**TASK TO CARRY OUT**.
Read the data below line by line and state how many lines hold "ffffff". Nothing else belongs in the answer.

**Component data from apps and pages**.
━━━━━━━━━━━━━━━━━━━━
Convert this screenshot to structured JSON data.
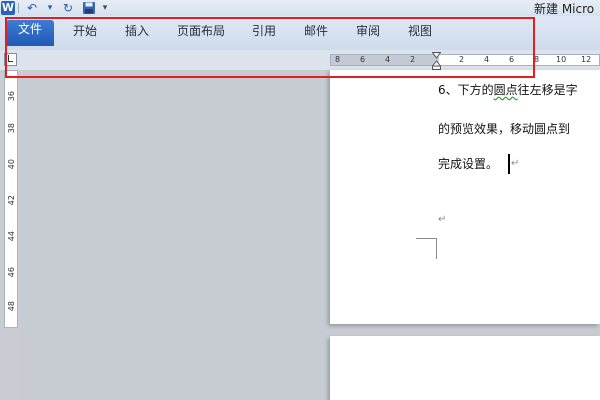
{
  "quick_access": {
    "app_icon": "W",
    "undo_icon": "undo-icon",
    "dropdown_icon": "▾",
    "redo_icon": "redo-icon",
    "save_icon": "save-icon",
    "customize_icon": "customize-icon"
  },
  "window": {
    "title": "新建 Micro"
  },
  "ribbon": {
    "file_tab": "文件",
    "tabs": [
      "开始",
      "插入",
      "页面布局",
      "引用",
      "邮件",
      "审阅",
      "视图"
    ]
  },
  "ruler": {
    "horizontal_ticks": [
      "8",
      "6",
      "4",
      "2",
      "2",
      "4",
      "6",
      "8",
      "10",
      "12"
    ],
    "vertical_ticks": [
      "36",
      "38",
      "40",
      "42",
      "44",
      "46",
      "48"
    ]
  },
  "document": {
    "lines": [
      "6、下方的圆点往左移是字",
      "的预览效果，移动圆点到",
      "完成设置。"
    ],
    "wavy_word": "圆点",
    "paragraph_mark": "↵"
  },
  "colors": {
    "file_tab": "#2a63b8",
    "annotation": "#e01f1f",
    "ribbon": "#dfe8f5"
  }
}
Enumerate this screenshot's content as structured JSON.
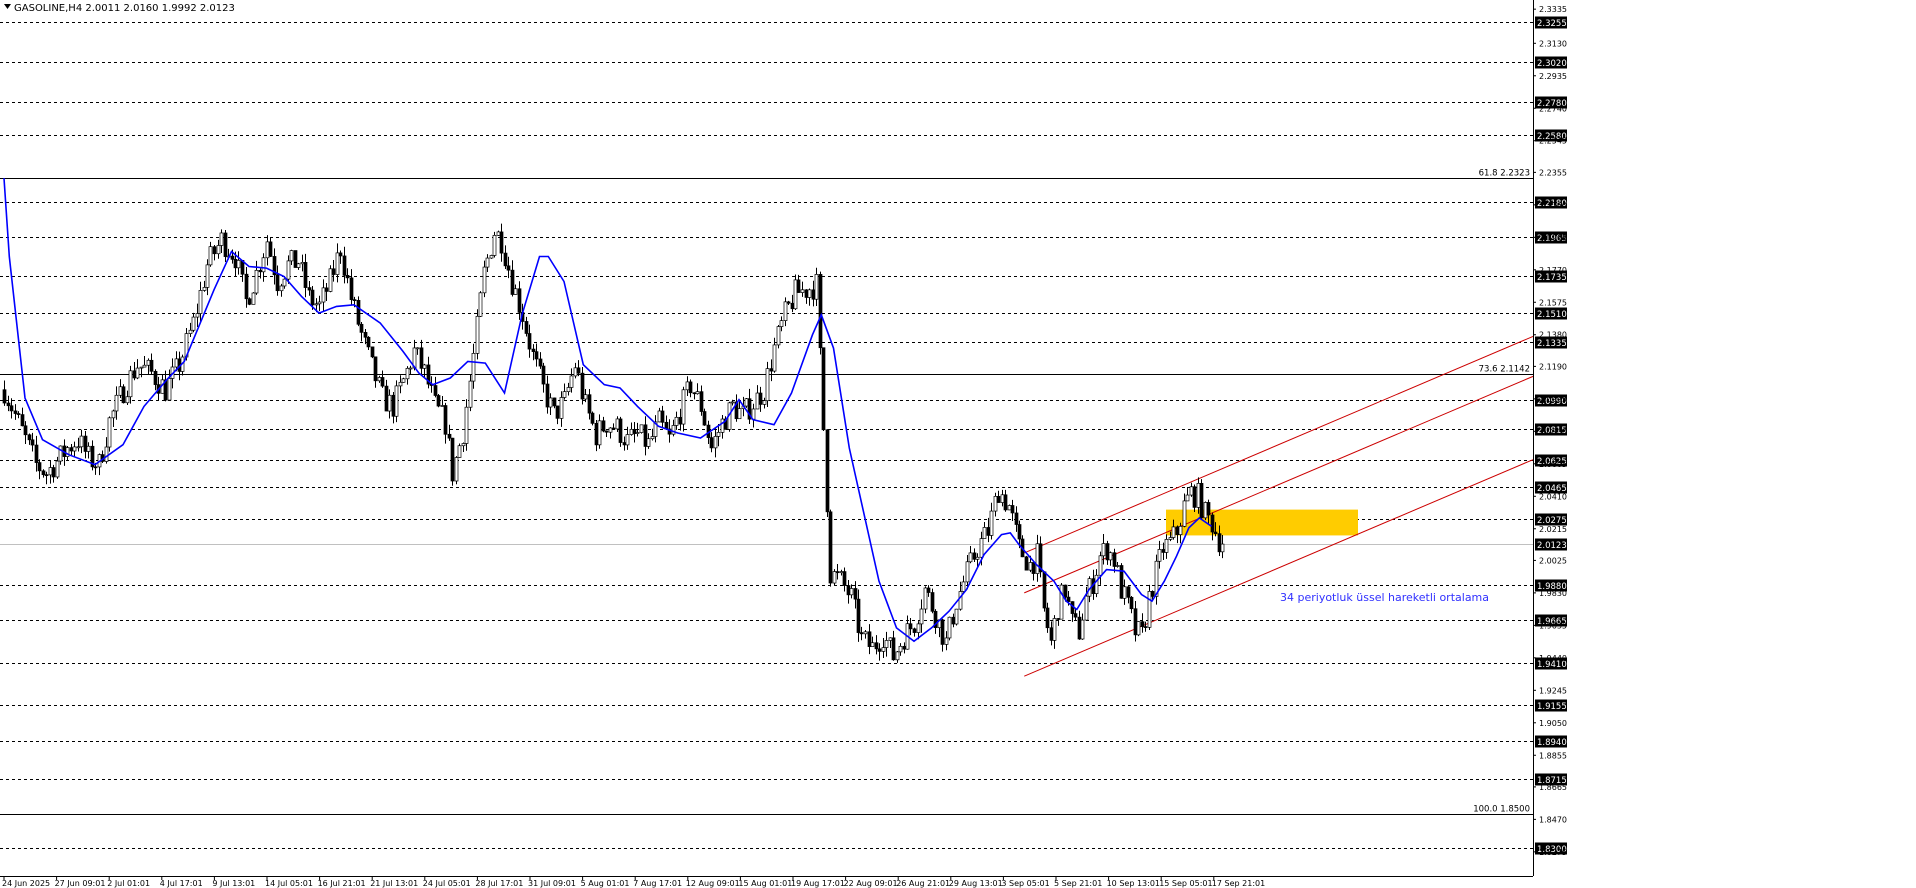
{
  "chart_data": {
    "type": "candlestick",
    "symbol_header": "GASOLINE,H4  2.0011 2.0160 1.9992 2.0123",
    "timeframe": "H4",
    "last_ohlc": {
      "open": 2.0011,
      "high": 2.016,
      "low": 1.9992,
      "close": 2.0123
    },
    "y_range": [
      1.813,
      2.339
    ],
    "y_axis_ticks": [
      "2.3335",
      "2.3130",
      "2.2935",
      "2.2740",
      "2.2545",
      "2.2355",
      "2.2160",
      "2.1965",
      "2.1770",
      "2.1575",
      "2.1380",
      "2.1190",
      "2.0995",
      "2.0800",
      "2.0605",
      "2.0410",
      "2.0215",
      "2.0025",
      "1.9830",
      "1.9635",
      "1.9440",
      "1.9245",
      "1.9050",
      "1.8855",
      "1.8665",
      "1.8470",
      "1.8275"
    ],
    "x_axis_labels": [
      "24 Jun 2025",
      "27 Jun 09:01",
      "2 Jul 01:01",
      "4 Jul 17:01",
      "9 Jul 13:01",
      "14 Jul 05:01",
      "16 Jul 21:01",
      "21 Jul 13:01",
      "24 Jul 05:01",
      "28 Jul 17:01",
      "31 Jul 09:01",
      "5 Aug 01:01",
      "7 Aug 17:01",
      "12 Aug 09:01",
      "15 Aug 01:01",
      "19 Aug 17:01",
      "22 Aug 09:01",
      "26 Aug 21:01",
      "29 Aug 13:01",
      "3 Sep 05:01",
      "5 Sep 21:01",
      "10 Sep 13:01",
      "15 Sep 05:01",
      "17 Sep 21:01"
    ],
    "horizontal_levels": [
      "2.3255",
      "2.3020",
      "2.2780",
      "2.2580",
      "2.2180",
      "2.1965",
      "2.1735",
      "2.1510",
      "2.1335",
      "2.0990",
      "2.0815",
      "2.0625",
      "2.0465",
      "2.0275",
      "1.9880",
      "1.9665",
      "1.9410",
      "1.9155",
      "1.8940",
      "1.8715",
      "1.8300"
    ],
    "fibonacci_levels": [
      {
        "label": "61.8 2.2323",
        "value": 2.2323
      },
      {
        "label": "73.6 2.1142",
        "value": 2.1142
      },
      {
        "label": "100.0 1.8500",
        "value": 1.85
      }
    ],
    "current_price_label": "2.0123",
    "current_price": 2.0123,
    "zone": {
      "top": 2.033,
      "bottom": 2.0175
    },
    "annotation": "34 periyotluk üssel hareketli ortalama",
    "ema_period": 34,
    "ema_path": [
      [
        2.232,
        0
      ],
      [
        2.185,
        3
      ],
      [
        2.1,
        12
      ],
      [
        2.075,
        22
      ],
      [
        2.066,
        37
      ],
      [
        2.06,
        52
      ],
      [
        2.072,
        68
      ],
      [
        2.095,
        80
      ],
      [
        2.111,
        93
      ],
      [
        2.122,
        103
      ],
      [
        2.165,
        120
      ],
      [
        2.188,
        130
      ],
      [
        2.179,
        140
      ],
      [
        2.178,
        150
      ],
      [
        2.173,
        160
      ],
      [
        2.161,
        170
      ],
      [
        2.151,
        180
      ],
      [
        2.155,
        190
      ],
      [
        2.156,
        200
      ],
      [
        2.145,
        215
      ],
      [
        2.128,
        228
      ],
      [
        2.115,
        237
      ],
      [
        2.108,
        245
      ],
      [
        2.112,
        255
      ],
      [
        2.122,
        265
      ],
      [
        2.121,
        275
      ],
      [
        2.103,
        286
      ],
      [
        2.15,
        296
      ],
      [
        2.185,
        306
      ],
      [
        2.185,
        311
      ],
      [
        2.17,
        320
      ],
      [
        2.12,
        331
      ],
      [
        2.108,
        343
      ],
      [
        2.106,
        352
      ],
      [
        2.095,
        362
      ],
      [
        2.083,
        374
      ],
      [
        2.079,
        385
      ],
      [
        2.076,
        398
      ],
      [
        2.086,
        412
      ],
      [
        2.099,
        420
      ],
      [
        2.087,
        428
      ],
      [
        2.084,
        440
      ],
      [
        2.103,
        450
      ],
      [
        2.138,
        462
      ],
      [
        2.15,
        467
      ],
      [
        2.13,
        474
      ],
      [
        2.07,
        483
      ],
      [
        1.99,
        500
      ],
      [
        1.962,
        510
      ],
      [
        1.954,
        520
      ],
      [
        1.962,
        530
      ],
      [
        1.972,
        540
      ],
      [
        1.985,
        550
      ],
      [
        2.006,
        560
      ],
      [
        2.018,
        570
      ],
      [
        2.019,
        575
      ],
      [
        2.012,
        580
      ],
      [
        2.0,
        590
      ],
      [
        1.99,
        600
      ],
      [
        1.978,
        607
      ],
      [
        1.973,
        613
      ],
      [
        1.985,
        620
      ],
      [
        1.997,
        630
      ],
      [
        1.996,
        640
      ],
      [
        1.982,
        650
      ],
      [
        1.978,
        656
      ],
      [
        1.99,
        663
      ],
      [
        2.005,
        670
      ],
      [
        2.022,
        677
      ],
      [
        2.028,
        683
      ],
      [
        2.023,
        690
      ]
    ],
    "channel_lines": [
      {
        "start": [
          1.933,
          583
        ],
        "end": [
          2.063,
          861
        ]
      },
      {
        "start": [
          1.983,
          583
        ],
        "end": [
          2.113,
          861
        ]
      },
      {
        "start": [
          2.007,
          583
        ],
        "end": [
          2.137,
          861
        ]
      }
    ],
    "price_path": [
      [
        2.105,
        0
      ],
      [
        2.09,
        6
      ],
      [
        2.075,
        12
      ],
      [
        2.06,
        18
      ],
      [
        2.055,
        24
      ],
      [
        2.062,
        30
      ],
      [
        2.07,
        36
      ],
      [
        2.075,
        42
      ],
      [
        2.064,
        48
      ],
      [
        2.06,
        54
      ],
      [
        2.086,
        60
      ],
      [
        2.105,
        68
      ],
      [
        2.12,
        76
      ],
      [
        2.115,
        84
      ],
      [
        2.105,
        92
      ],
      [
        2.12,
        100
      ],
      [
        2.145,
        108
      ],
      [
        2.18,
        116
      ],
      [
        2.195,
        124
      ],
      [
        2.185,
        132
      ],
      [
        2.158,
        138
      ],
      [
        2.175,
        144
      ],
      [
        2.195,
        150
      ],
      [
        2.17,
        156
      ],
      [
        2.18,
        162
      ],
      [
        2.182,
        168
      ],
      [
        2.16,
        174
      ],
      [
        2.155,
        180
      ],
      [
        2.17,
        186
      ],
      [
        2.19,
        192
      ],
      [
        2.16,
        198
      ],
      [
        2.138,
        204
      ],
      [
        2.118,
        210
      ],
      [
        2.1,
        216
      ],
      [
        2.095,
        222
      ],
      [
        2.11,
        228
      ],
      [
        2.128,
        234
      ],
      [
        2.115,
        240
      ],
      [
        2.095,
        246
      ],
      [
        2.085,
        252
      ],
      [
        2.055,
        256
      ],
      [
        2.08,
        262
      ],
      [
        2.125,
        268
      ],
      [
        2.175,
        274
      ],
      [
        2.2,
        280
      ],
      [
        2.195,
        284
      ],
      [
        2.17,
        290
      ],
      [
        2.15,
        296
      ],
      [
        2.125,
        302
      ],
      [
        2.105,
        308
      ],
      [
        2.09,
        314
      ],
      [
        2.098,
        320
      ],
      [
        2.12,
        326
      ],
      [
        2.095,
        332
      ],
      [
        2.078,
        338
      ],
      [
        2.085,
        344
      ],
      [
        2.082,
        350
      ],
      [
        2.074,
        356
      ],
      [
        2.078,
        362
      ],
      [
        2.072,
        368
      ],
      [
        2.085,
        374
      ],
      [
        2.075,
        380
      ],
      [
        2.092,
        386
      ],
      [
        2.108,
        392
      ],
      [
        2.095,
        398
      ],
      [
        2.07,
        404
      ],
      [
        2.085,
        410
      ],
      [
        2.095,
        416
      ],
      [
        2.09,
        422
      ],
      [
        2.097,
        428
      ],
      [
        2.105,
        434
      ],
      [
        2.13,
        440
      ],
      [
        2.15,
        446
      ],
      [
        2.163,
        452
      ],
      [
        2.165,
        458
      ],
      [
        2.168,
        464
      ],
      [
        1.995,
        472
      ],
      [
        1.99,
        478
      ],
      [
        1.98,
        484
      ],
      [
        1.955,
        490
      ],
      [
        1.95,
        496
      ],
      [
        1.958,
        502
      ],
      [
        1.945,
        508
      ],
      [
        1.957,
        514
      ],
      [
        1.965,
        520
      ],
      [
        1.985,
        526
      ],
      [
        1.97,
        532
      ],
      [
        1.953,
        538
      ],
      [
        1.978,
        544
      ],
      [
        1.995,
        550
      ],
      [
        2.01,
        556
      ],
      [
        2.02,
        562
      ],
      [
        2.045,
        568
      ],
      [
        2.035,
        574
      ],
      [
        2.01,
        580
      ],
      [
        2.0,
        586
      ],
      [
        2.005,
        590
      ],
      [
        1.972,
        594
      ],
      [
        1.953,
        598
      ],
      [
        1.975,
        602
      ],
      [
        1.985,
        606
      ],
      [
        1.965,
        610
      ],
      [
        1.96,
        614
      ],
      [
        1.98,
        618
      ],
      [
        1.99,
        622
      ],
      [
        2.005,
        626
      ],
      [
        2.01,
        630
      ],
      [
        2.003,
        634
      ],
      [
        1.985,
        638
      ],
      [
        1.975,
        642
      ],
      [
        1.96,
        646
      ],
      [
        1.957,
        650
      ],
      [
        1.98,
        654
      ],
      [
        1.995,
        658
      ],
      [
        2.01,
        662
      ],
      [
        2.013,
        666
      ],
      [
        2.02,
        670
      ],
      [
        2.035,
        674
      ],
      [
        2.043,
        678
      ],
      [
        2.041,
        682
      ],
      [
        2.03,
        686
      ],
      [
        2.025,
        690
      ],
      [
        2.015,
        694
      ],
      [
        2.012,
        696
      ]
    ],
    "colors": {
      "background": "#ffffff",
      "candle": "#000000",
      "ema": "#0000ff",
      "channel": "#cc0000",
      "zone": "#ffcc00",
      "grid_dashed": "#000000",
      "fib_line": "#000000",
      "annotation_text": "#3030ff",
      "axis_label_bg": "#000000",
      "axis_label_text": "#ffffff"
    }
  }
}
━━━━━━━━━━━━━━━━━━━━
**EXERCISE SOLUTION**.
2